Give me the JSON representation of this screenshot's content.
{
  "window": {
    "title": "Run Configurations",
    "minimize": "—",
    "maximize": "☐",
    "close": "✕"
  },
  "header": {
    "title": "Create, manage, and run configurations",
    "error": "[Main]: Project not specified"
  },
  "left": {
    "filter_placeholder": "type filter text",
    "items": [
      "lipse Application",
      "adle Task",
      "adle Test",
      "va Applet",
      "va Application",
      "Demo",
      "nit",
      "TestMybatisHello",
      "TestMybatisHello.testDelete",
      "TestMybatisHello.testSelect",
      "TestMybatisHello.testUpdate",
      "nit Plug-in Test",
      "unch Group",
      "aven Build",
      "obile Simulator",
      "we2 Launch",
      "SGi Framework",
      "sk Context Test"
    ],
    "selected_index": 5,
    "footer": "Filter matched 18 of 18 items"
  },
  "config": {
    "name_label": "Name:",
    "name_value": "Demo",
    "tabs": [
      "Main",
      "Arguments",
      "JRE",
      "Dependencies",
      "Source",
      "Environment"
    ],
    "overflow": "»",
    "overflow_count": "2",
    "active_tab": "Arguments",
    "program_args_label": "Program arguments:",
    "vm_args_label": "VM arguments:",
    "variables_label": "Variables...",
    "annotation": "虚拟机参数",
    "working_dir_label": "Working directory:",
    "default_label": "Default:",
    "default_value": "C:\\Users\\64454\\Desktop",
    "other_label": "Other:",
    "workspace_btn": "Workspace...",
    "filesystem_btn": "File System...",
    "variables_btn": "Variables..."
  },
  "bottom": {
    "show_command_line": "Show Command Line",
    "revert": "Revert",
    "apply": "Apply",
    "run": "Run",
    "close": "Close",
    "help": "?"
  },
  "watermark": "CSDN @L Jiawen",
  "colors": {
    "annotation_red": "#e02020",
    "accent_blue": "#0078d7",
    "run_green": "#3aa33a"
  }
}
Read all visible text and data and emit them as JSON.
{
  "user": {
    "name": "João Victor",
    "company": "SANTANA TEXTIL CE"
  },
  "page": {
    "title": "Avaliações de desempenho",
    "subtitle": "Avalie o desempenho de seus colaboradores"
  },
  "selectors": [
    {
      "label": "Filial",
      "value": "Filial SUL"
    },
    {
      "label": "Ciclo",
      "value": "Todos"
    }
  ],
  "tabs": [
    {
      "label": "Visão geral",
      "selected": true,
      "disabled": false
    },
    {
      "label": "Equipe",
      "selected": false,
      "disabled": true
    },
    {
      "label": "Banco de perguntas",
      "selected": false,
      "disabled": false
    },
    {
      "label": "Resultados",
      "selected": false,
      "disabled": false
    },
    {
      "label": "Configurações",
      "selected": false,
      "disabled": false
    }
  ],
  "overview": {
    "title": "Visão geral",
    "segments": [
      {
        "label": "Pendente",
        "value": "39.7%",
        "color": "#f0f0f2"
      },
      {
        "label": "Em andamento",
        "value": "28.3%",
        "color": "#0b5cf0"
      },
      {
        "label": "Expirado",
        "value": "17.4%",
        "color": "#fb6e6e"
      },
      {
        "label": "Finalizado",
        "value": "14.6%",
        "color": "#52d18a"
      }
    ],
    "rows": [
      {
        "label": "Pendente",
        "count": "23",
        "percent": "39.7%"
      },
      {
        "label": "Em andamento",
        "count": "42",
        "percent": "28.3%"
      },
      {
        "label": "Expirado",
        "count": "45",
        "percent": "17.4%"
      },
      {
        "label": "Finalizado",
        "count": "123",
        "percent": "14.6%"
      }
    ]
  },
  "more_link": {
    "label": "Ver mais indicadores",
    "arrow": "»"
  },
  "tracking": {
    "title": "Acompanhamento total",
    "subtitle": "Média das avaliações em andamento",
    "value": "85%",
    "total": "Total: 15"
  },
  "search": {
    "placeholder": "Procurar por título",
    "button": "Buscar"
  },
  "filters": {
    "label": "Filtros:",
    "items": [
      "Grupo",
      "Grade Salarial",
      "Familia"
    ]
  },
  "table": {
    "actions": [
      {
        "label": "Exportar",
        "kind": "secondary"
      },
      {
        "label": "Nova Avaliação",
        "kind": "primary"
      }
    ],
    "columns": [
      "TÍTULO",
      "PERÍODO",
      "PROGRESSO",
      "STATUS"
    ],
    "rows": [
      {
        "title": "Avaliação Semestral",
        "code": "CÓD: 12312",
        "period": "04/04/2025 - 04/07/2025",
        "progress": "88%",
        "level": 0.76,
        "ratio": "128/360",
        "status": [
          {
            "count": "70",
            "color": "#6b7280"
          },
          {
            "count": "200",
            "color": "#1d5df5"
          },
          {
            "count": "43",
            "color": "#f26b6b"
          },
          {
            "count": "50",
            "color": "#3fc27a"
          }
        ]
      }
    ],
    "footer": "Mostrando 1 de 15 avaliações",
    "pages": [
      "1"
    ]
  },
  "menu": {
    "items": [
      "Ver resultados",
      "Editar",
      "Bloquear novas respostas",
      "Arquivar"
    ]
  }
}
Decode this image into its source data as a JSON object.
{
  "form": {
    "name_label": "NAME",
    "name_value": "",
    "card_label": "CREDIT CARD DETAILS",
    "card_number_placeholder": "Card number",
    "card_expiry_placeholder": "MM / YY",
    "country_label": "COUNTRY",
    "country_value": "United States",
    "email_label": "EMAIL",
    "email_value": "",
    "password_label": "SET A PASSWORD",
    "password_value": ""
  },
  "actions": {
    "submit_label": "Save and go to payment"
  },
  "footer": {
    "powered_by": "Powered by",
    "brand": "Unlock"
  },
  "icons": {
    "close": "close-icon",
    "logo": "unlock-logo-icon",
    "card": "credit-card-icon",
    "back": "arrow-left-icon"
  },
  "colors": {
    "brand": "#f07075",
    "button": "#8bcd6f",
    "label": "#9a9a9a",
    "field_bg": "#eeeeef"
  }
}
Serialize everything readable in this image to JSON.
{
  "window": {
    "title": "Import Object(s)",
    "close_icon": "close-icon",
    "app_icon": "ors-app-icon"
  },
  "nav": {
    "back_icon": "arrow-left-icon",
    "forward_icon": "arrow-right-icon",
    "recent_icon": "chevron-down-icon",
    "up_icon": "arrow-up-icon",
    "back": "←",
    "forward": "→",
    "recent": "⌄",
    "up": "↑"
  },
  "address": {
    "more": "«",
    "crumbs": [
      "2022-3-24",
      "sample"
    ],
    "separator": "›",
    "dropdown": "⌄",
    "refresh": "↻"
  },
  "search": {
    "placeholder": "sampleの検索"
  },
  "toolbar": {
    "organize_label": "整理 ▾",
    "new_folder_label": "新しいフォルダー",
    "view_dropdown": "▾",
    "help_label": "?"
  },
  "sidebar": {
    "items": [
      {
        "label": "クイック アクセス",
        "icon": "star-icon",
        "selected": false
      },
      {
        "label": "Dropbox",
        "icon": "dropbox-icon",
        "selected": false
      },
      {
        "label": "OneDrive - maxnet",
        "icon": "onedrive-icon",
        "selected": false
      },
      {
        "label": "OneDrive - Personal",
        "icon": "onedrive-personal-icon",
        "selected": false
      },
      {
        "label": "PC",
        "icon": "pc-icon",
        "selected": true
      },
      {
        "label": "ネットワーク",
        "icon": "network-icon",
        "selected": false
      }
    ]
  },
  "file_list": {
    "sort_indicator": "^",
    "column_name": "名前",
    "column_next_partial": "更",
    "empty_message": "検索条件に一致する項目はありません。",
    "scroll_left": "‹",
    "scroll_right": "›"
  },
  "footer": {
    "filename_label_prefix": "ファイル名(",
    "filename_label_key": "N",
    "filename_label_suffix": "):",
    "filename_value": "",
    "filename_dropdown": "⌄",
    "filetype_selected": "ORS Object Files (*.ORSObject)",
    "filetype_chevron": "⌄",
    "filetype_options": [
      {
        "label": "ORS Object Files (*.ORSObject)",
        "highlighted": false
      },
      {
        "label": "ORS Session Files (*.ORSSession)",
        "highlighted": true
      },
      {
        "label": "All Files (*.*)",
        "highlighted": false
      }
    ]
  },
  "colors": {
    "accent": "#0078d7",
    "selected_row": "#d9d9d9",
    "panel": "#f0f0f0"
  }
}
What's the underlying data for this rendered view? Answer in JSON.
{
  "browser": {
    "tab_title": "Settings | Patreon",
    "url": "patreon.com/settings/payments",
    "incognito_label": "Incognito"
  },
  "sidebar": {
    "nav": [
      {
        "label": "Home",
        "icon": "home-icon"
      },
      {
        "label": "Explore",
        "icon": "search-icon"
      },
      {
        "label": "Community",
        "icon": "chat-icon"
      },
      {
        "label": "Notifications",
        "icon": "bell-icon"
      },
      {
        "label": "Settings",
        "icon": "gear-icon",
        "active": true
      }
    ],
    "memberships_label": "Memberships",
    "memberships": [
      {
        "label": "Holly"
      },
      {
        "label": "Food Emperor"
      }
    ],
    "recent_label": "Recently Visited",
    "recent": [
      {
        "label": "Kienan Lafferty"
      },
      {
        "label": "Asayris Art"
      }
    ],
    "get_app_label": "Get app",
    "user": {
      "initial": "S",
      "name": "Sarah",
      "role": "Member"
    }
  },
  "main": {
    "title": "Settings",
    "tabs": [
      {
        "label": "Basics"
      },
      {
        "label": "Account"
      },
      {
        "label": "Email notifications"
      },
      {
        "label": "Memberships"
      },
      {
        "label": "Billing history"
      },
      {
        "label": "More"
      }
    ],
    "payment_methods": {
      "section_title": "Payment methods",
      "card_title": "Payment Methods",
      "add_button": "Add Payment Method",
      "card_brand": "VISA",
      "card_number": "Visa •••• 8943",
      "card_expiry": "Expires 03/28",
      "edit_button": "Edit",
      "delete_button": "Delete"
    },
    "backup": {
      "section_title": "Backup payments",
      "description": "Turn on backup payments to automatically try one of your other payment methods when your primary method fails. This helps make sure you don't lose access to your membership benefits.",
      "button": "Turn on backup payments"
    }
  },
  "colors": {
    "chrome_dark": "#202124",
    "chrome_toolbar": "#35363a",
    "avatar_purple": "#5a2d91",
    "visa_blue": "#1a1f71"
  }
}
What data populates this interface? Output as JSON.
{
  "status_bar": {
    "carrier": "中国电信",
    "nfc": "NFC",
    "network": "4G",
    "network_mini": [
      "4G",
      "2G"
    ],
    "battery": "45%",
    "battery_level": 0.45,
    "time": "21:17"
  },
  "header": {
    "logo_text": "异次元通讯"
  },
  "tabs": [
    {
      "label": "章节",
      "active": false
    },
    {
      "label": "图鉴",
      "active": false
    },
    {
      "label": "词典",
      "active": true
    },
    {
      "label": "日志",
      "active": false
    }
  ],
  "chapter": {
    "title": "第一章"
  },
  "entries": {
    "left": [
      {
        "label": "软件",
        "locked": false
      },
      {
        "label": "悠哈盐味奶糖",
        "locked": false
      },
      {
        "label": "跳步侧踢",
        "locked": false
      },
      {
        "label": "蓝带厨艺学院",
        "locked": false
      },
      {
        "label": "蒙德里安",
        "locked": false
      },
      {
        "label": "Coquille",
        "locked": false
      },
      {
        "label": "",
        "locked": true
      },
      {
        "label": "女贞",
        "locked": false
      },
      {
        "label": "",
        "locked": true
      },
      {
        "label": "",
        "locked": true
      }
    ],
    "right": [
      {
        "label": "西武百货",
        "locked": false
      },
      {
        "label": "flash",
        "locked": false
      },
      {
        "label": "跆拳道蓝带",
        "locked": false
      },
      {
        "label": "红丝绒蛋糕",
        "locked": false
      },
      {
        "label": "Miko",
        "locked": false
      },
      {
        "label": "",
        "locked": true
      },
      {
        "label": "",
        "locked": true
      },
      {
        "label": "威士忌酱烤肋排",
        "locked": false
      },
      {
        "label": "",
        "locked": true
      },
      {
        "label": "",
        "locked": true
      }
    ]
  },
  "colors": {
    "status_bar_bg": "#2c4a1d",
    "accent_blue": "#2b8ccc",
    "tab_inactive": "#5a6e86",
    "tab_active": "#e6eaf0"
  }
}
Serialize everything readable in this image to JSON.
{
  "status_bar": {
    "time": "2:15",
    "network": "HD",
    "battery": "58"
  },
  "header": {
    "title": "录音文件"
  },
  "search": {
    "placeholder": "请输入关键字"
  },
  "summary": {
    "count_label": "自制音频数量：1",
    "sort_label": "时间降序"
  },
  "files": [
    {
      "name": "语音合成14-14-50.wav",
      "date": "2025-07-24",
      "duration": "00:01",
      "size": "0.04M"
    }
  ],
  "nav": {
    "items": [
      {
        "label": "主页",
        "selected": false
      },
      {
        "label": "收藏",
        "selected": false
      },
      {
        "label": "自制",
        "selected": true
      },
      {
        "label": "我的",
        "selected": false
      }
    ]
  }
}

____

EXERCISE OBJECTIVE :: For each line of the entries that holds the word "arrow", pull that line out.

WRITTEN ANSWER ::
    "arrow": "»"
    "back": "arrow-left-icon"
    "back_icon": "arrow-left-icon",
    "forward_icon": "arrow-right-icon",
    "up_icon": "arrow-up-icon",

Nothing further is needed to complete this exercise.